Diuretics commonly are used to treat high blood pressure. They lower blood pressure by helping your body eliminate sodium and water through your urine. However, some diuretics also can cause you to eliminate more potassium in your urine. This can lead to low potassium levels in your blood. Potassium helps carry electrical signals to cells in your body. It is critical to the proper functioning of nerve and muscles cells, particularly heart muscle cells. Learn more from Dr. Sheldon Sheps, an emeritus Mayo Clinic hypertension and peripheral vascular diseases specialist.
Infographic: Organ donation myths and facts
Being an organ, eye and tissue donor is a generous decision that can be a lifesaver for up to 75 people. If you've ever considered organ donation but had concerns, here are answers to common organ donation myths.

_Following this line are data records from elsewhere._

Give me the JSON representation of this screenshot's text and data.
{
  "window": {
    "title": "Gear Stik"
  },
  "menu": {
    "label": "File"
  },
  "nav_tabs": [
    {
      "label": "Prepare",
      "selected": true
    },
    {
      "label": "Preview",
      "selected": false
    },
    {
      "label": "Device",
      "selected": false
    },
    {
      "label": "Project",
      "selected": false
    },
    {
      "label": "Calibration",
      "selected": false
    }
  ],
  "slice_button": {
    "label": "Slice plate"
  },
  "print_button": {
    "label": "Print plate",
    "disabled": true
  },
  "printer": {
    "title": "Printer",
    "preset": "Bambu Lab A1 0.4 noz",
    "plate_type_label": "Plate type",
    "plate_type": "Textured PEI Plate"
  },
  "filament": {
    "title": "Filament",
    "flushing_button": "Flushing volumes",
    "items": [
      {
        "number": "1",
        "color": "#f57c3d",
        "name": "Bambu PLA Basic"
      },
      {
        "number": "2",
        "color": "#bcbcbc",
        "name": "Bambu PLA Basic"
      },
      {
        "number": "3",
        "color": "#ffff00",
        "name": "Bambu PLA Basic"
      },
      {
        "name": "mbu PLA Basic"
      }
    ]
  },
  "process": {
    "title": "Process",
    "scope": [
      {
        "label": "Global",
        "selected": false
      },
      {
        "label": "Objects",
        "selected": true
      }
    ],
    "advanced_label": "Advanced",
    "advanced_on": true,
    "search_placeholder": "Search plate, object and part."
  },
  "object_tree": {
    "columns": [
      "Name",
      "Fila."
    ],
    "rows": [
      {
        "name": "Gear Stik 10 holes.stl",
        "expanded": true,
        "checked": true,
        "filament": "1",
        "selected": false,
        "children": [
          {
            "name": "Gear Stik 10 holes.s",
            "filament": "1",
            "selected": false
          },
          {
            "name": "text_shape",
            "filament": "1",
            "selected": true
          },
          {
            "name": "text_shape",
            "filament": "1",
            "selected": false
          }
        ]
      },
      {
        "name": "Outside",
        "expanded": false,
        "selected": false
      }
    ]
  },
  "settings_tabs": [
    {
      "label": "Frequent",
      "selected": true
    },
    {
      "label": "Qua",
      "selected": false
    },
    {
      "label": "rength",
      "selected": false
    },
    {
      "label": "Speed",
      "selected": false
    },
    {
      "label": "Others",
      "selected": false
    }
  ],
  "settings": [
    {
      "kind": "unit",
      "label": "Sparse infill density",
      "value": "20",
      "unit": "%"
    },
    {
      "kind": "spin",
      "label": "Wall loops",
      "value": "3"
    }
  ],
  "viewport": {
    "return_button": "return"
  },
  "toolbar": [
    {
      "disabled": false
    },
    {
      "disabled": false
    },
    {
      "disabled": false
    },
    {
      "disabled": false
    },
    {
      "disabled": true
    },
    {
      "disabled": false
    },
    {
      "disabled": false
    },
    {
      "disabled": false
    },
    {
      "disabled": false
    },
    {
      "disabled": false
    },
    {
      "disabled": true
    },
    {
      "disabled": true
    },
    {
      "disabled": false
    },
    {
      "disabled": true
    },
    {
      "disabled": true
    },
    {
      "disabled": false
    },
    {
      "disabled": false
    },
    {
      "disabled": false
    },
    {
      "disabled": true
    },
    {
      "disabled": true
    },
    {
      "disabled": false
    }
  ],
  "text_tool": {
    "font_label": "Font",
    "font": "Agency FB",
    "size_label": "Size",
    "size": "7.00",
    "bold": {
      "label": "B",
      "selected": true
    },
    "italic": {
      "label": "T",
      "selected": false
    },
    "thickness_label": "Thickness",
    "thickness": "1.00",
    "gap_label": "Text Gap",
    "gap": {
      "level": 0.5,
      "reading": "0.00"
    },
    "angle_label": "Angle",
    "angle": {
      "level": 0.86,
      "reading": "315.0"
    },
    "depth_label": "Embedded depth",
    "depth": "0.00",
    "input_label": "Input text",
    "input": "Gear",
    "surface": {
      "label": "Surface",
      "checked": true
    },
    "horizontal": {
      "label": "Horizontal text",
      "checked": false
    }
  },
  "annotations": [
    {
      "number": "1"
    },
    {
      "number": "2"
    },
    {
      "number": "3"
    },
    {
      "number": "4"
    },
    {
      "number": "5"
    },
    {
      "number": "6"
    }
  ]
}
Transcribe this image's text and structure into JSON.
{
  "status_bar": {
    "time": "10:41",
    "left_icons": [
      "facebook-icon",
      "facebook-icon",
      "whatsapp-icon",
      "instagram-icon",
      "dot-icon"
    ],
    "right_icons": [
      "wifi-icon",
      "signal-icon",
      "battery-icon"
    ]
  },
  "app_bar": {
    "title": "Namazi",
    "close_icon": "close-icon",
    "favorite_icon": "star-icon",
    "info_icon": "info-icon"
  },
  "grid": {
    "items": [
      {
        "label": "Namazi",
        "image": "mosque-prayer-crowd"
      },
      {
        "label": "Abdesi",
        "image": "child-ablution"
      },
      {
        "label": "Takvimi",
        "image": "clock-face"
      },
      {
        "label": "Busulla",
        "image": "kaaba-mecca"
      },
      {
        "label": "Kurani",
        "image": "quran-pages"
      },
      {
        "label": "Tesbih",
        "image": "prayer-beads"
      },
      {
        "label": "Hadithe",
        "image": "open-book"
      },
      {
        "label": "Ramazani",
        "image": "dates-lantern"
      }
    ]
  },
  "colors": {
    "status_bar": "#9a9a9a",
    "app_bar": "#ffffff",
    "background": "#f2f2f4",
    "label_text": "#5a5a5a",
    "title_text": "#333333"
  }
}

Exercise: How much do you need every day?
Are you wondering if you're getting as much aerobic activity and strength training as you should? Are you wondering what types of exercises you could include for each? Are you wondering how to fit exercise into your already busy schedule? Get some answers from Dr. Edward Laskowski, a Mayo Clinic physical medicine and rehabilitation specialist and co-director of the Mayo Clinic Sports Medicine Center.
Hand drying reduces spread of germs
You know the value of washing your hands to stop the spread of germs, but did you know that drying them matters, too? Find out why.